Alton Sterling. Philando Castile. Pedro Villanueva. Anthony Nuñez.
These four names—all recent black and Latino victims of police violence—stare out at a college classroom full of budding astronomers. Written above them on the chalkboard is the now-familiar rallying call “Black Lives Matter.” It's a Friday morning in July, and John Johnson, a black astronomer at the Harvard-Smithsonian Center for Astrophysics, has written these words as part of the day’s agenda. Later this afternoon, they’ll serve as a launching point for a discussion about these specific killings and the implications of systemic racism.

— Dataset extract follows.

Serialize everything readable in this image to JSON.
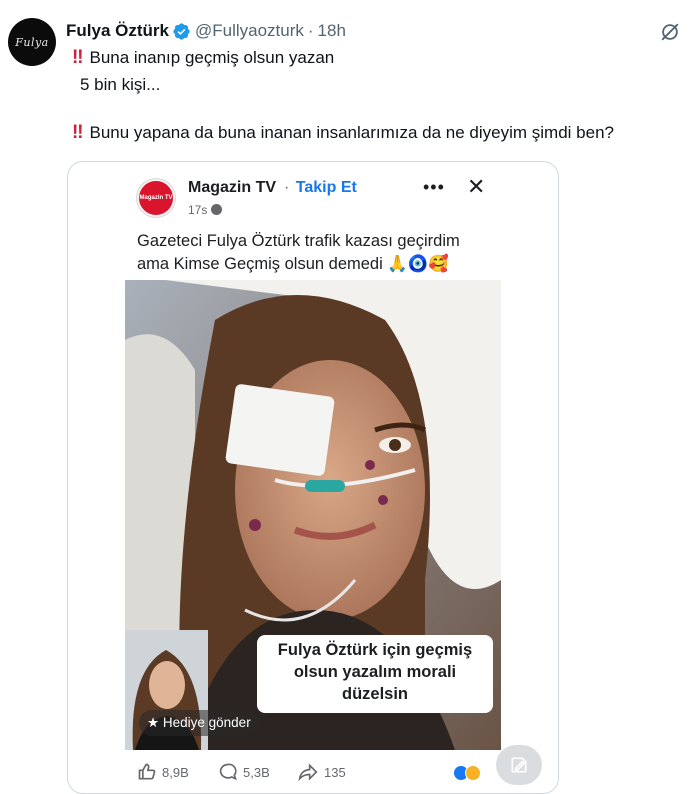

It's something you might expect in an African American history class, or maybe a class on social justice. But this is a summer astronomy internship. Most astronomy internships are about parsing through tedious telescope data, battling with an arcane computer language in a basement, or making a poster to present at a conference: skills meant to help you get into grad school. The point of this class, which is made up entirely of African-American and Latino college students, is something very different. Read more about Why the Universe Needs More Black and Latino Astronomers